▸ Required action:
Go through the lines below and copy any that hold the string "trước".

----- Data under study -----

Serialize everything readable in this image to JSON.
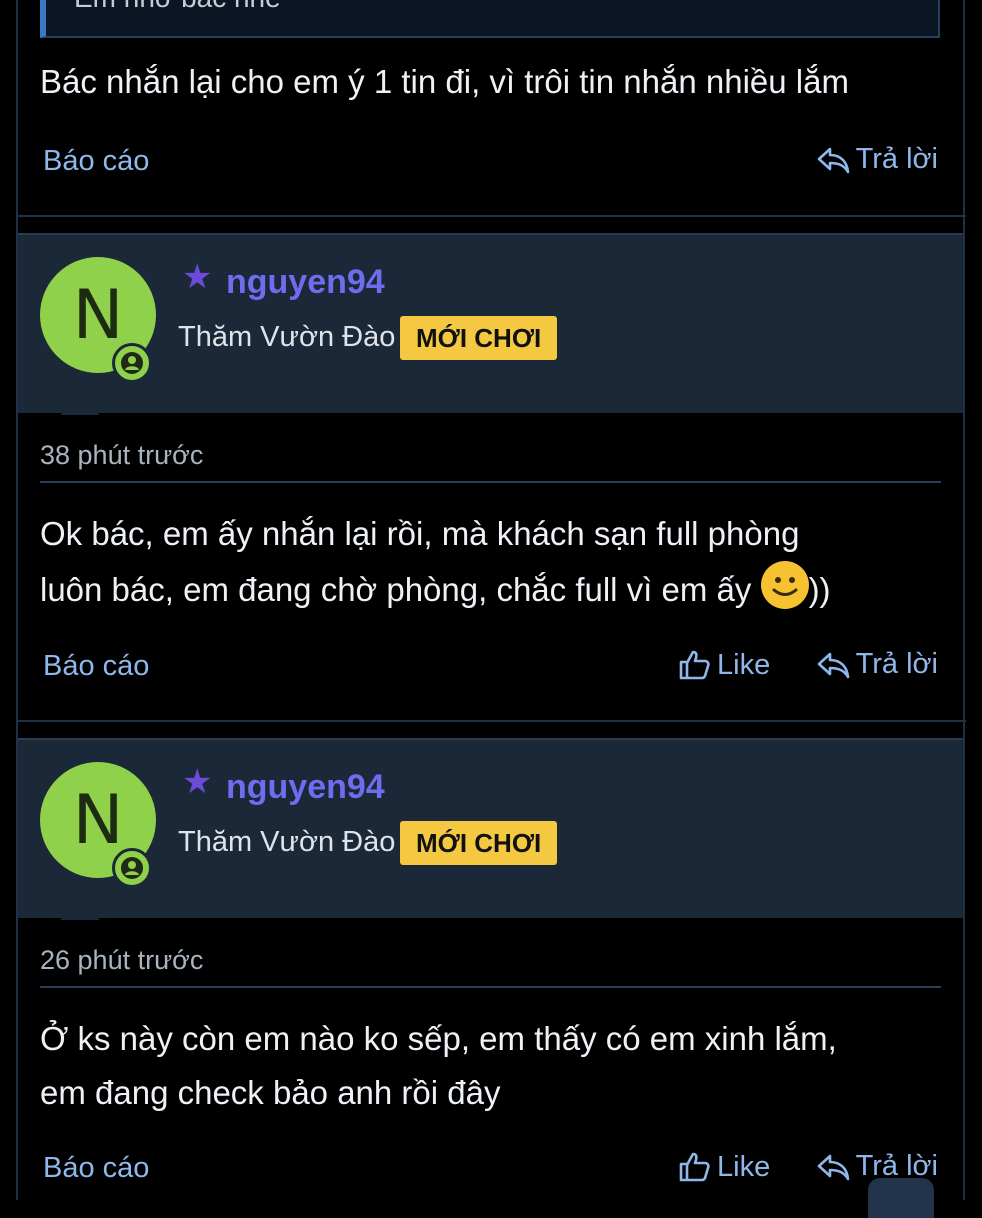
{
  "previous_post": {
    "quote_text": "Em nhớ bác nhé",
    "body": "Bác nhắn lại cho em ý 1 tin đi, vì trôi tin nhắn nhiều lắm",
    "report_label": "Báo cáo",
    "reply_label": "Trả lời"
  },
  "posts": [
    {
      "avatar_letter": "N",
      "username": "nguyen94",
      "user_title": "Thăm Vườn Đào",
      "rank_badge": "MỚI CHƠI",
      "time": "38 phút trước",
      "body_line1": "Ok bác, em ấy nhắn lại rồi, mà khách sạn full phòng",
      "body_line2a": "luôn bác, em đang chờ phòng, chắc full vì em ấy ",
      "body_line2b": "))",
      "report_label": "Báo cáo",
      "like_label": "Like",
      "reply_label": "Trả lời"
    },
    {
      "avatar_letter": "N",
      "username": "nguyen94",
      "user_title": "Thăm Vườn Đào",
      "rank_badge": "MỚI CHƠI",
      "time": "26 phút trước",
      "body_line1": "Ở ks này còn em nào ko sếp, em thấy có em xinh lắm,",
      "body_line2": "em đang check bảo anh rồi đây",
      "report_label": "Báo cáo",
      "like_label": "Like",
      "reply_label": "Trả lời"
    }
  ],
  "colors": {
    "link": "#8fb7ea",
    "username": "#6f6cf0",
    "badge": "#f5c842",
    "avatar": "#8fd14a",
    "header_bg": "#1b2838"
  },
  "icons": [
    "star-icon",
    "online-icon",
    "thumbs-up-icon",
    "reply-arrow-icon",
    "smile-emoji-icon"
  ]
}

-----

▸ Solution to this task:
      "time": "38 phút trước",
      "time": "26 phút trước",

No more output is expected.